**TASK ITEM**
From the line containing "Decode this image" down to the last line of the data, output each line word for word and include nothing else.

(Items listed in a dataset)
==================================================

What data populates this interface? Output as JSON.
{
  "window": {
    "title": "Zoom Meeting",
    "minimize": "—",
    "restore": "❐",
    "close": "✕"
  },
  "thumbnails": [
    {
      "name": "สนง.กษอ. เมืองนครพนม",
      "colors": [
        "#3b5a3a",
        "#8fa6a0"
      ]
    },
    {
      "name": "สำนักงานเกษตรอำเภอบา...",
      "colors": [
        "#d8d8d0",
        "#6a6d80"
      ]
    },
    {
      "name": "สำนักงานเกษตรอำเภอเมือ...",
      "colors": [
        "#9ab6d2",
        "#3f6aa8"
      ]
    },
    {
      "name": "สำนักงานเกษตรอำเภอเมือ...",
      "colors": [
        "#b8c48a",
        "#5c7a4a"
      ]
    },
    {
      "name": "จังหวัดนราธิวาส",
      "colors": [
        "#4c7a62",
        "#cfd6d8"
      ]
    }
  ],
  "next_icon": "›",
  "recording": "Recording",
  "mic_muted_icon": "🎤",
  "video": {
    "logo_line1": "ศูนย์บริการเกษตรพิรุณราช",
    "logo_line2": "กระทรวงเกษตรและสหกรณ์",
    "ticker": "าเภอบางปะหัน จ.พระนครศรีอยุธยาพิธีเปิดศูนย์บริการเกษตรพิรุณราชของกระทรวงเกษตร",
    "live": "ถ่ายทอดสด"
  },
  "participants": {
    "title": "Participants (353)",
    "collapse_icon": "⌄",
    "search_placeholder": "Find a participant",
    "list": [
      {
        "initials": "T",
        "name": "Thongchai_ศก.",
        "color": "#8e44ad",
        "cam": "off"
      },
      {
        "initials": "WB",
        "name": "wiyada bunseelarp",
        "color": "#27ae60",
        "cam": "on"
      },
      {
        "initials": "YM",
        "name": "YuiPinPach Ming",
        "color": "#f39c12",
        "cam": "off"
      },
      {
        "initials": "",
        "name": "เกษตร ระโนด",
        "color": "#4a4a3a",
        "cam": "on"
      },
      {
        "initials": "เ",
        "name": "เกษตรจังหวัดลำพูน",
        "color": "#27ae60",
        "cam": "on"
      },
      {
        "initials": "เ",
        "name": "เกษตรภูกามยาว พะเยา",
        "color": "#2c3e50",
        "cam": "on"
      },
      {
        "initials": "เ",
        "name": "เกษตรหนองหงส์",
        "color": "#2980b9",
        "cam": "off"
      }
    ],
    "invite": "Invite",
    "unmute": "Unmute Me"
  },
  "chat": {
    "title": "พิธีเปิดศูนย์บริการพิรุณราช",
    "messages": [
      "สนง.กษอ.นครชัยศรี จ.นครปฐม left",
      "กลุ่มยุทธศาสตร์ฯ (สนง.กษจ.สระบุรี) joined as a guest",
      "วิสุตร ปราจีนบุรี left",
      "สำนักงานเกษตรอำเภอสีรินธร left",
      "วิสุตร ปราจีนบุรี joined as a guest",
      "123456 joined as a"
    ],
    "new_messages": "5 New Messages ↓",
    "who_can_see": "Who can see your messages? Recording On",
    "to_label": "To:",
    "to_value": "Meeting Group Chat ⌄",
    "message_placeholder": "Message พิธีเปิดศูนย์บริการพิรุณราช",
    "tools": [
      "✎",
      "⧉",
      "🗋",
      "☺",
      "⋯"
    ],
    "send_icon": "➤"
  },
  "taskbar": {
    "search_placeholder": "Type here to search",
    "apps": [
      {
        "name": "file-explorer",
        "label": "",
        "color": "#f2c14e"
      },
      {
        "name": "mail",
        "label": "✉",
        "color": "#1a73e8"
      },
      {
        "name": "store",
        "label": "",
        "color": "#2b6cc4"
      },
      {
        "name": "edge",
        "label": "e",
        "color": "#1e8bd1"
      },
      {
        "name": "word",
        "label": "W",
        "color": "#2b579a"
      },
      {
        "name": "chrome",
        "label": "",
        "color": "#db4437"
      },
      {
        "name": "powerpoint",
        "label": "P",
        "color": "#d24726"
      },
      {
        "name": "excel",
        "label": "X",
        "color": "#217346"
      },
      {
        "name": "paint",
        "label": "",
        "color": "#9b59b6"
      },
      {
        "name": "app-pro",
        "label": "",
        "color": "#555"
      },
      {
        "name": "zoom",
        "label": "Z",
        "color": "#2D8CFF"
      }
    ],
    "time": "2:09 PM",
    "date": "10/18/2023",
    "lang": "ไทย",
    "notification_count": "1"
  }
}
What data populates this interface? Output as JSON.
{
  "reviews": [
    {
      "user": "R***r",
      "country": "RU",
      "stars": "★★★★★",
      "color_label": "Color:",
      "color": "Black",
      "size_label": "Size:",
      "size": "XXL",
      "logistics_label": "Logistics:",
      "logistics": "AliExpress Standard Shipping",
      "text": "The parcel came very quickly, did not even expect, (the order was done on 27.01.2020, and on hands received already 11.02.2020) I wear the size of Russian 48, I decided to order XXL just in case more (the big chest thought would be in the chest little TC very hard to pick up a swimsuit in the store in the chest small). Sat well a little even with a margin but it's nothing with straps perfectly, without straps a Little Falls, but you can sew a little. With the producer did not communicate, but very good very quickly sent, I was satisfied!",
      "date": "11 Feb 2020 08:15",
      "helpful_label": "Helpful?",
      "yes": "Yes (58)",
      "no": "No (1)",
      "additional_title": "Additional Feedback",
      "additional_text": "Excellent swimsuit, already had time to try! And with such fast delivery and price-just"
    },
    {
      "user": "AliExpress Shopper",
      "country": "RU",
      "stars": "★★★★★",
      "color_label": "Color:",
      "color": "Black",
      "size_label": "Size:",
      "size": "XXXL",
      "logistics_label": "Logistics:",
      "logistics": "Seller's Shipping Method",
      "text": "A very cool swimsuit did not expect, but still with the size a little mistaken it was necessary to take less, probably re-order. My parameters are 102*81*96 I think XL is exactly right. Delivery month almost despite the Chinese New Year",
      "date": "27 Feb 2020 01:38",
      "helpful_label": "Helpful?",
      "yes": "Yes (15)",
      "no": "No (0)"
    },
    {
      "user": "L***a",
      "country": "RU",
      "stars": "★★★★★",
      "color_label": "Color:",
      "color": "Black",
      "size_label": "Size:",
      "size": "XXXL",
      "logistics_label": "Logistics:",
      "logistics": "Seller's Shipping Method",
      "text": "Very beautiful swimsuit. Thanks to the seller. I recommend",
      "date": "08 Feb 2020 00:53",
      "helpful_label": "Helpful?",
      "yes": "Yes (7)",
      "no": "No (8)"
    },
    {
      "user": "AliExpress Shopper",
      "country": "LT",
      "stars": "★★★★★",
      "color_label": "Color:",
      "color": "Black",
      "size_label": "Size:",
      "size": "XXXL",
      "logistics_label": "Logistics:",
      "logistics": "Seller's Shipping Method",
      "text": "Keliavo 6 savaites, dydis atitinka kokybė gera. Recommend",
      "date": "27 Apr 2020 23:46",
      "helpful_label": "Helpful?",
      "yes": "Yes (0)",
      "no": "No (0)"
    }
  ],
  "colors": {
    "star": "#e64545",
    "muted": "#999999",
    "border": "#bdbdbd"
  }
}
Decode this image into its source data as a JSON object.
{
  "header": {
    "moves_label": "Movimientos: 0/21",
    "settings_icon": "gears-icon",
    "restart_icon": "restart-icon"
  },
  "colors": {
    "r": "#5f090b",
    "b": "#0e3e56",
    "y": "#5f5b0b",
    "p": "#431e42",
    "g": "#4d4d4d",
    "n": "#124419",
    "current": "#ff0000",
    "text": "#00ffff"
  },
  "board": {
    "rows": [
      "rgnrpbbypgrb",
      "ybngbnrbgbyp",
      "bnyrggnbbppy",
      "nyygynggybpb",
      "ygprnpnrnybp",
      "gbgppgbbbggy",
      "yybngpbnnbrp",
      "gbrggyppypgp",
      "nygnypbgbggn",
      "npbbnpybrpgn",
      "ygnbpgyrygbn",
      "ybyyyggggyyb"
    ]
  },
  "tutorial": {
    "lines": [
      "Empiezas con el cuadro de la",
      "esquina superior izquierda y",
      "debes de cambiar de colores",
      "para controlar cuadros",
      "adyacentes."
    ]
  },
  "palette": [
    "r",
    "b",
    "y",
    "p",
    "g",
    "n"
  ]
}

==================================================

**EXERCISE SOLUTION**
Decode this image into its source data as a JSON object.
{
  "header": {
    "moves_label": "Movimientos: 0/21",
    "settings_icon": "gears-icon",
    "restart_icon": "restart-icon"
  },
  "colors": {
    "r": "#5f090b",
    "b": "#0e3e56",
    "y": "#5f5b0b",
    "p": "#431e42",
    "g": "#4d4d4d",
    "n": "#124419",
    "current": "#ff0000",
    "text": "#00ffff"
  },
  "board": {
    "rows": [
      "rgnrpbbypgrb",
      "ybngbnrbgbyp",
      "bnyrggnbbppy",
      "nyygynggybpb",
      "ygprnpnrnybp",
      "gbgppgbbbggy",
      "yybngpbnnbrp",
      "gbrggyppypgp",
      "nygnypbgbggn",
      "npbbnpybrpgn",
      "ygnbpgyrygbn",
      "ybyyyggggyyb"
    ]
  },
  "tutorial": {
    "lines": [
      "Empiezas con el cuadro de la",
      "esquina superior izquierda y",
      "debes de cambiar de colores",
      "para controlar cuadros",
      "adyacentes."
    ]
  },
  "palette": [
    "r",
    "b",
    "y",
    "p",
    "g",
    "n"
  ]
}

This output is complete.